Hiding in Plain Sight

A common reaction I get when talking about devices exposed on the Internet is something like the following:

Specifically, the idea that running the service (in this case Minecraft) on a non-standard port is a good way to stay hidden. In security circles this is also known as the concept of security by obscurity, and it's considered a largely ineffective, deprecated idea. What's worse is that it might give you the owner of the server/ device a false sense of security. For example, lets take a look at people running OpenSSH on a non-standard port (i.e. "product:openssh -port:22"):

The top 10 non-standard ports for OpenSSH are:

  1. 2222
  2. 5000
  3. 23
  4. 9999
  5. 26
  6. 666
  7. 2323
  8. 5555
  9. 4444
  10. 10001

These numbers don't look that random to me... Right away you should realize that your random choice of non-standard port might not be so unique. Port 2222 is popular the same way that HTTP on port 8080 is popular, and it's also the default port for the Kippo honeypot though I doubt that many people are running honeypots. The next most popular port is 5000, which didn't follow the same pattern as the other ports to me (repeating/ symmetric numbers). And it was around the same time that I realized that Australia was the 2nd most popular country to run OpenSSH on a non-standard port. I decided to take a closer look at Australia, and it turns out that there are nearly the same amount of servers running OpenSSH on port 5000 as they are on the default port 22. About 68,000 devices are running on the default port, and 54,000 on port 5000. Since they're running on a non-standard port Shodan wasn't grabbing the SSH fingerprint or showing more detailed information in the banner, so I checked a few devices manually and they all had the same fingerprint:


And I inadvertently stumbled across the same issue as a while ago: Duplicate SSH Keys Everywhere.

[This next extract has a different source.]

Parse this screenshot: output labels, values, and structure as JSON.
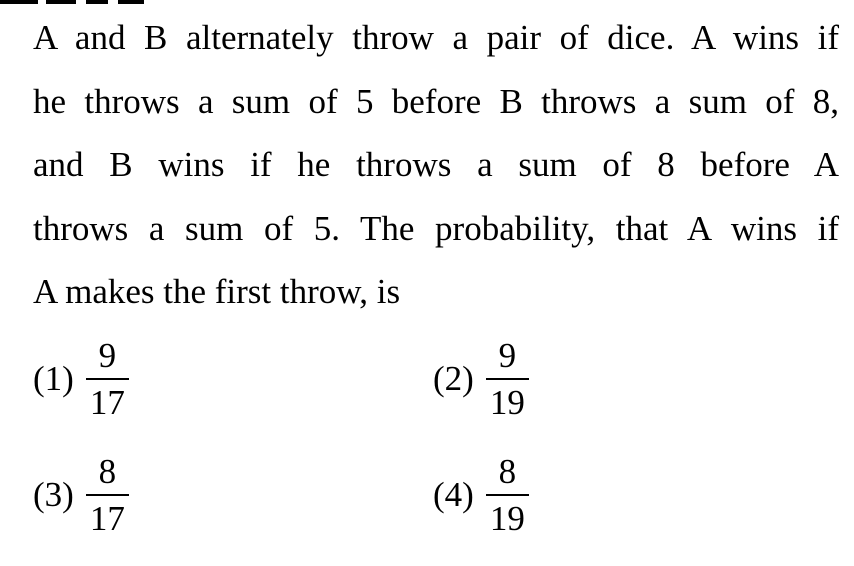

This time it appears that the Australian ISP BigPond installs/ configures networking gear that not only runs OpenSSH on port 5000 (most likely for remote management) but also has the same SSH keys installed on all of them. The devices also happen to run an old version of OpenSSH that was released on September 4th 2007. There's no guarantee that running OpenSSH on the default port would've made them more security conscious, but their installation of ~54,000 devices is 25% of the total number of OpenSSH servers on the Internet running version 4.7 (sidenote: the most popular version of OpenSSH is 5.3).

The Minecraft user does mention simple things you can do to improve the security of your device: add a whitelist and change the default credentials. They're easy to do and make a big difference to prevent your device from becoming an easy target!